- WHAT YOU HAVE TO DO:
Sort through the entries below and pull out lines containing the word "icon".
──────── SUPPLIED MATERIAL
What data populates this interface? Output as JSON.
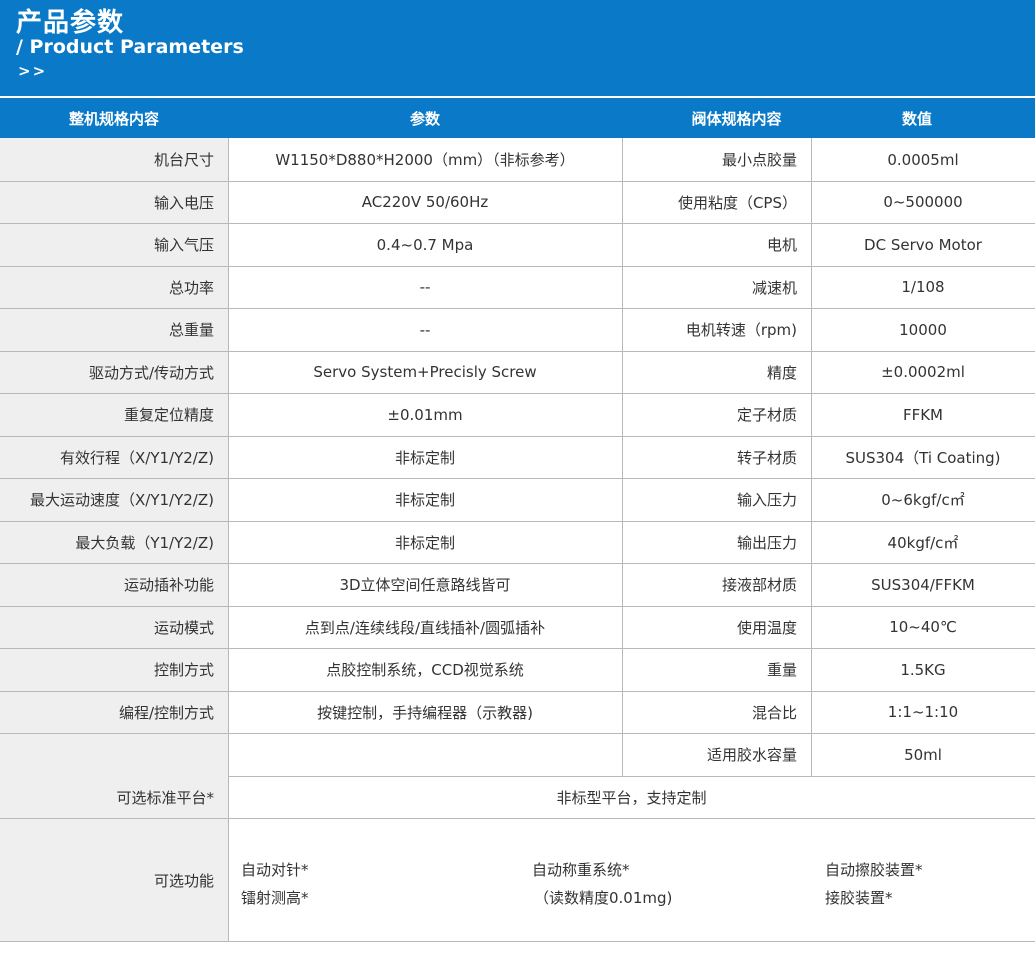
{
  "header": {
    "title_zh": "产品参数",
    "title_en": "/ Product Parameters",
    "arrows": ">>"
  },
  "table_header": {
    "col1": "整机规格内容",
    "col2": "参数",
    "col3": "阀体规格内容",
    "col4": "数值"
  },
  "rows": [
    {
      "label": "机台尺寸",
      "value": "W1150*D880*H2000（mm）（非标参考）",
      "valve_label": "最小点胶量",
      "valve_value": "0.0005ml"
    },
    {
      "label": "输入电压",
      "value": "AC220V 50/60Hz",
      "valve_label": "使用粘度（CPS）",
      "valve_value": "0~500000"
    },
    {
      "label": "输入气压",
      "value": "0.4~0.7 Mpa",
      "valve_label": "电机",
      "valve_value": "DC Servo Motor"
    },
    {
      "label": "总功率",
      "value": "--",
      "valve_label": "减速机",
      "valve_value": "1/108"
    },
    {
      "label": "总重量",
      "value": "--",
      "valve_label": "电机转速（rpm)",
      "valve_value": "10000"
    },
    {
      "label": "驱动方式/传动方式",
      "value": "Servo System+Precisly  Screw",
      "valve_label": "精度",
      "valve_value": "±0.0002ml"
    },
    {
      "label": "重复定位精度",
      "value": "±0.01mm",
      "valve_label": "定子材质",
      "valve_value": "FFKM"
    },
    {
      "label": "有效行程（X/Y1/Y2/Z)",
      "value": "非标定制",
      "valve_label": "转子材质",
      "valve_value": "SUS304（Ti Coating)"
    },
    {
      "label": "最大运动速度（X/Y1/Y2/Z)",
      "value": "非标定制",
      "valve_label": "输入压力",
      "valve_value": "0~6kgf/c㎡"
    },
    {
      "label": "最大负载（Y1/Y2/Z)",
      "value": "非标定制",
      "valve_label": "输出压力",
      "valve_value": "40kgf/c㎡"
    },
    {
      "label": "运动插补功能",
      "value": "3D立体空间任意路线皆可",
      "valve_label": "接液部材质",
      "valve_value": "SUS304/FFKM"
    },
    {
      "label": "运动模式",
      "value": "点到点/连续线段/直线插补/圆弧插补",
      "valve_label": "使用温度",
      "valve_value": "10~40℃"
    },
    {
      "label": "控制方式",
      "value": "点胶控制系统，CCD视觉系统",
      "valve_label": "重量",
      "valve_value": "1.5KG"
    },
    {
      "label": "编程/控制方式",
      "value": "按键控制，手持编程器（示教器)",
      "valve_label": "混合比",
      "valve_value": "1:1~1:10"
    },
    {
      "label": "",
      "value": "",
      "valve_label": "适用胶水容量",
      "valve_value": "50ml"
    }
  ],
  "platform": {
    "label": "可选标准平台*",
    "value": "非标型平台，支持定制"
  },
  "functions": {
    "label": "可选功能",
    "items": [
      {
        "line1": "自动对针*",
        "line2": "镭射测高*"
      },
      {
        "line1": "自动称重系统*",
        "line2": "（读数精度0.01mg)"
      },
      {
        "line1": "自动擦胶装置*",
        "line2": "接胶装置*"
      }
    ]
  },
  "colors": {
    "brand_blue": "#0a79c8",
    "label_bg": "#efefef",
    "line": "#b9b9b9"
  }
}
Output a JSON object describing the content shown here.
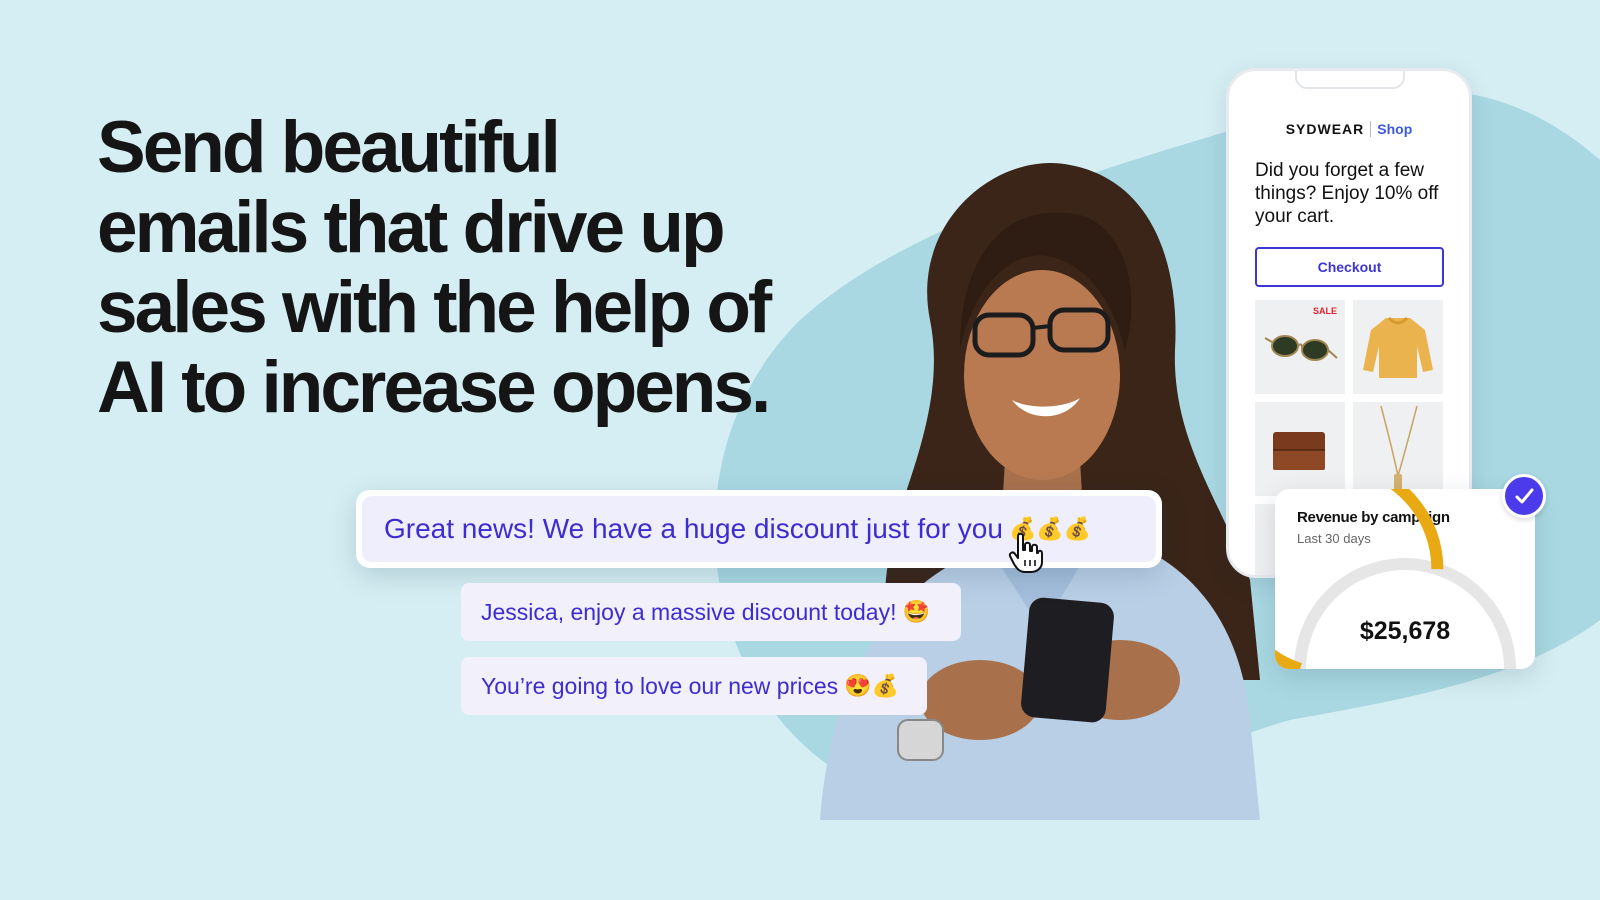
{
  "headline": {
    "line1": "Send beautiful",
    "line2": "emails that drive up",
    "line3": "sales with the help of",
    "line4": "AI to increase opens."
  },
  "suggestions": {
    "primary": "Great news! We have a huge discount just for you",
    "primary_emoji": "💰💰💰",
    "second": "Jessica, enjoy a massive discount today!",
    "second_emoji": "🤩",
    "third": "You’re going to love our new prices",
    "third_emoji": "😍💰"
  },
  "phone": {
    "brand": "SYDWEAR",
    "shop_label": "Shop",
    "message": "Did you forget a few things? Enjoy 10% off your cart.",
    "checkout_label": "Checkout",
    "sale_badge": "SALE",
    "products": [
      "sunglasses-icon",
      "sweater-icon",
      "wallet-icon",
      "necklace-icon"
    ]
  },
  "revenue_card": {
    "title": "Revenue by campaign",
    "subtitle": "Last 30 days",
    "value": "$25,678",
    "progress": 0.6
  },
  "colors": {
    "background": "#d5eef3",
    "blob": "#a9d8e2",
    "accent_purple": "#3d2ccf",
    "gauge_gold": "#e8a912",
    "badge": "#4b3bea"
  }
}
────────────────
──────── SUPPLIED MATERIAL
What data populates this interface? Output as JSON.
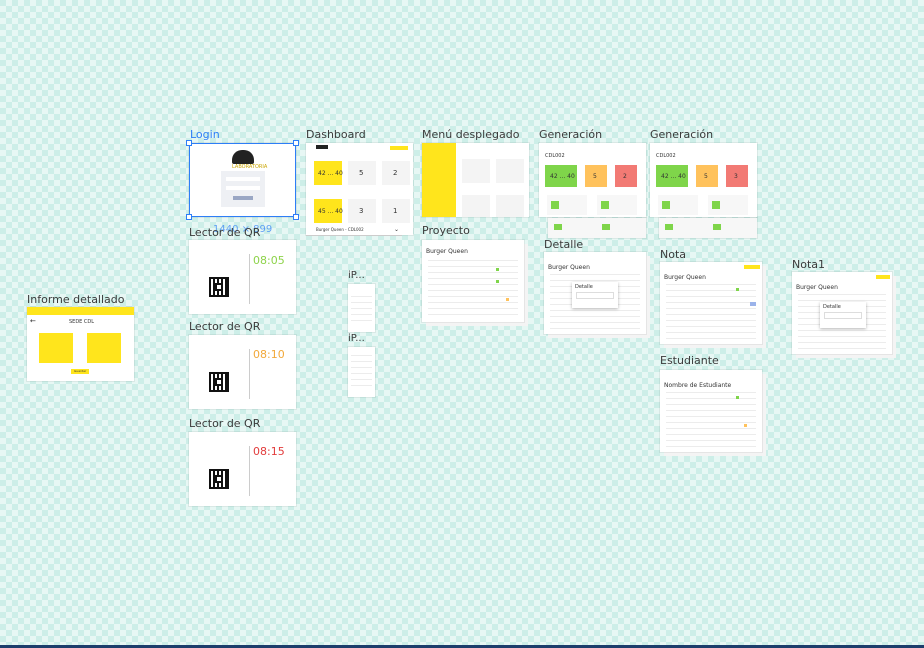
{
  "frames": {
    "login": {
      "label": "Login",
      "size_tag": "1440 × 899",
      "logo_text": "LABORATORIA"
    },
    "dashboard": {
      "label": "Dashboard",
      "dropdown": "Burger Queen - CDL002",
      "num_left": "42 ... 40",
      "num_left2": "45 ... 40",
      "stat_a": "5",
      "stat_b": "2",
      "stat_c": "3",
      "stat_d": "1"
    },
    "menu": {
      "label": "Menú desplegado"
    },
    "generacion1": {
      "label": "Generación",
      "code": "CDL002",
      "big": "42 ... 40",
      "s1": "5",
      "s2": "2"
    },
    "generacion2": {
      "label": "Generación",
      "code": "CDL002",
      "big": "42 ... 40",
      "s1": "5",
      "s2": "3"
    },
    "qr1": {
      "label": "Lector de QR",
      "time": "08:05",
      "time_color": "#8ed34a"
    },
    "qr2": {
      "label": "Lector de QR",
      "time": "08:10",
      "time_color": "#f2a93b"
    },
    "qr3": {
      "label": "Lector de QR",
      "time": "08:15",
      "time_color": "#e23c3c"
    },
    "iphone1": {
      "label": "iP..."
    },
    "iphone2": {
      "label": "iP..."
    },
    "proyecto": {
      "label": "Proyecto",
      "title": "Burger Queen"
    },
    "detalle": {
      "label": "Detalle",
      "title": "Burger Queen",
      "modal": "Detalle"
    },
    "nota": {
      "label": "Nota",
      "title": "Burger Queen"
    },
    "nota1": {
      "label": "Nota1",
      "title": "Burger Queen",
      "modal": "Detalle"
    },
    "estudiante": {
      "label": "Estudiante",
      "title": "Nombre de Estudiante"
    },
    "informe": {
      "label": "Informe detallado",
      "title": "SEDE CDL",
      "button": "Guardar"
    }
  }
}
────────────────
- PROBLEM SOLUTION:
      "sunglasses-icon",
      "sweater-icon",
      "wallet-icon",
      "necklace-icon"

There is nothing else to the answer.